_REQUIRED ACTION_:
The response should be an exact repetition of all the entries.

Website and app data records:
▶

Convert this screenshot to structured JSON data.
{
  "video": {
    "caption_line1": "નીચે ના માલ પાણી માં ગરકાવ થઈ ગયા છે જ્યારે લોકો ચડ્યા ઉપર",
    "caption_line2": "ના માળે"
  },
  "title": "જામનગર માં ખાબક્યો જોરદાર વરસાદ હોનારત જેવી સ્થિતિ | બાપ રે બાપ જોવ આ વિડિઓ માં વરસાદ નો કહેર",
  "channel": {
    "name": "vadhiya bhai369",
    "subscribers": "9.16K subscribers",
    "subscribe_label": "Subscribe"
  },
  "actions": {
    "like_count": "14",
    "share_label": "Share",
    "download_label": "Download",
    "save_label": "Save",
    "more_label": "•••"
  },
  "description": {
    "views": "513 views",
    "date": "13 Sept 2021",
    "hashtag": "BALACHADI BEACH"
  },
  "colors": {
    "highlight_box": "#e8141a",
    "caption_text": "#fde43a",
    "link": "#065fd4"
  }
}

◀

_TASK ANSWER_:
Convert this screenshot to structured JSON data.
{
  "video": {
    "caption_line1": "નીચે ના માલ પાણી માં ગરકાવ થઈ ગયા છે જ્યારે લોકો ચડ્યા ઉપર",
    "caption_line2": "ના માળે"
  },
  "title": "જામનગર માં ખાબક્યો જોરદાર વરસાદ હોનારત જેવી સ્થિતિ | બાપ રે બાપ જોવ આ વિડિઓ માં વરસાદ નો કહેર",
  "channel": {
    "name": "vadhiya bhai369",
    "subscribers": "9.16K subscribers",
    "subscribe_label": "Subscribe"
  },
  "actions": {
    "like_count": "14",
    "share_label": "Share",
    "download_label": "Download",
    "save_label": "Save",
    "more_label": "•••"
  },
  "description": {
    "views": "513 views",
    "date": "13 Sept 2021",
    "hashtag": "BALACHADI BEACH"
  },
  "colors": {
    "highlight_box": "#e8141a",
    "caption_text": "#fde43a",
    "link": "#065fd4"
  }
}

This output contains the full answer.